My own belief is that a good learning experience is constructive, authentic, and fun. A constructive experience is one where you are building your own understanding of material, and I believe that is best done through a process where you engage actively with the subject at hand. A task is authentic when it reflects (in whole or in part) what you would do in the real world. And lastly, the activity should be challenging and enjoyable.
This theory of instruction come from reading broadly about education, as well as my own experiences teaching in a variety of situations at Indiana University Bloomington, the University of Kent in Canterbury, England, and at the newly founded Franklin W. Olin College of Engineering. These principles will continue to evolve and change throughout my career.
In 1987, Arthur Chickering and Zelda Gamson published an article titled “Seven Principles for Good Practice in Undergraduate Education” in the American Association for Higher Education Bulletin.

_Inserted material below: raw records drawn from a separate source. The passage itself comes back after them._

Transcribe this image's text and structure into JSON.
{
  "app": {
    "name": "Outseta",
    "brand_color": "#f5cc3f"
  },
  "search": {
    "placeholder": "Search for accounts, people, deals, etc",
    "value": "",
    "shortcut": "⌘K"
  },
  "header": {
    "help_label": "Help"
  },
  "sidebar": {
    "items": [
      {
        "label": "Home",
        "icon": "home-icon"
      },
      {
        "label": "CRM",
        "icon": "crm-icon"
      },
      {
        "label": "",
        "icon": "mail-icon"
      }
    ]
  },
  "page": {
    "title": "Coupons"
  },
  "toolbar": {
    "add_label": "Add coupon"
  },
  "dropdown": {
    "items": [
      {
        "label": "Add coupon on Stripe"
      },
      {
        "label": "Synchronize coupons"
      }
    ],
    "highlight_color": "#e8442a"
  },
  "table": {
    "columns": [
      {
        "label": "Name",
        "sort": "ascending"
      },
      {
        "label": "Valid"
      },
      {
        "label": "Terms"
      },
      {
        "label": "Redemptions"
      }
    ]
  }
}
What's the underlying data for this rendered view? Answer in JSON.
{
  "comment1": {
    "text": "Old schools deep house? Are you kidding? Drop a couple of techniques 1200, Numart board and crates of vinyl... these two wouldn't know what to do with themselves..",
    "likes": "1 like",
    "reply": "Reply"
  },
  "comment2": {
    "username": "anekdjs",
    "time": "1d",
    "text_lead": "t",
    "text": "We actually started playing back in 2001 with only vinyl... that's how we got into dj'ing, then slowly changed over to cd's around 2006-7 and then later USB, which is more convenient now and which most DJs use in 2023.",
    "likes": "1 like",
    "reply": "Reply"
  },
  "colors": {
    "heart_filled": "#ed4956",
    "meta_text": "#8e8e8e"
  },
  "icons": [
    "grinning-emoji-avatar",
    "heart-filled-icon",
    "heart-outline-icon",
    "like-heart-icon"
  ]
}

Principles for good practice are part of a theory of instruction: they help guide what you should do when in a variety of instructional settings. I do not believe I can come up with a better list at this time than Chickering and Gamson did. I quote:
Good practice in undergraduate education:
You can find the full article (it’s short) where these principles are introduced online.